◆ Task statement: The answer must be every line from the entries below that includes "true".

◆ Exercise data:
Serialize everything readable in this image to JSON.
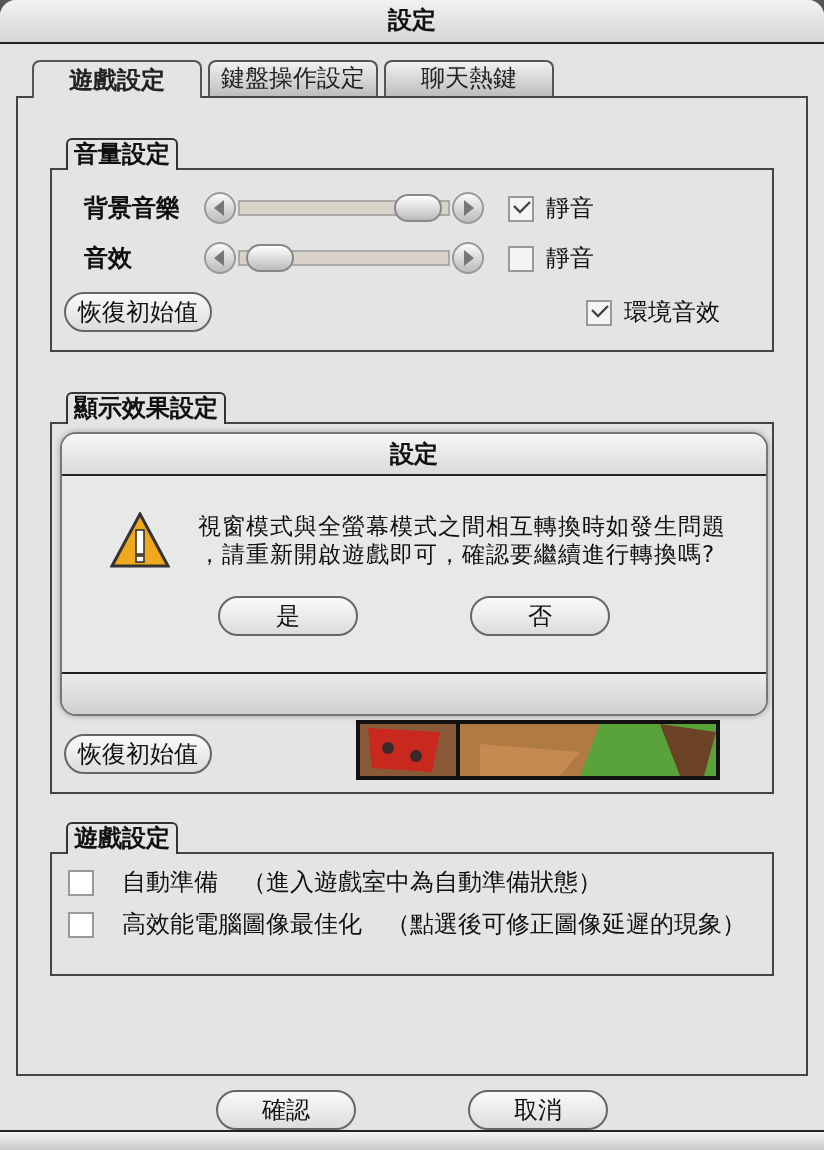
{
  "window": {
    "title": "設定"
  },
  "tabs": [
    {
      "label": "遊戲設定",
      "selected": true
    },
    {
      "label": "鍵盤操作設定",
      "selected": false
    },
    {
      "label": "聊天熱鍵",
      "selected": false
    }
  ],
  "audio_group": {
    "title": "音量設定",
    "sliders": [
      {
        "label": "背景音樂",
        "level": 0.95,
        "mute_label": "靜音",
        "muted": true
      },
      {
        "label": "音效",
        "level": 0.05,
        "mute_label": "靜音",
        "muted": false
      }
    ],
    "ambient": {
      "label": "環境音效",
      "checked": true
    },
    "reset_button": "恢復初始值"
  },
  "display_group": {
    "title": "顯示效果設定",
    "reset_button": "恢復初始值"
  },
  "game_group": {
    "title": "遊戲設定",
    "options": [
      {
        "label": "自動準備",
        "note": "（進入遊戲室中為自動準備狀態）",
        "checked": false
      },
      {
        "label": "高效能電腦圖像最佳化",
        "note": "（點選後可修正圖像延遲的現象）",
        "checked": false
      }
    ]
  },
  "buttons": [
    "確認",
    "取消"
  ],
  "dialog": {
    "title": "設定",
    "message_lines": [
      "視窗模式與全螢幕模式之間相互轉換時如發生問題",
      "，請重新開啟遊戲即可，確認要繼續進行轉換嗎?"
    ],
    "buttons": [
      "是",
      "否"
    ]
  }
}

◆ Expected answer:
      "selected": true
        "muted": true
      "checked": true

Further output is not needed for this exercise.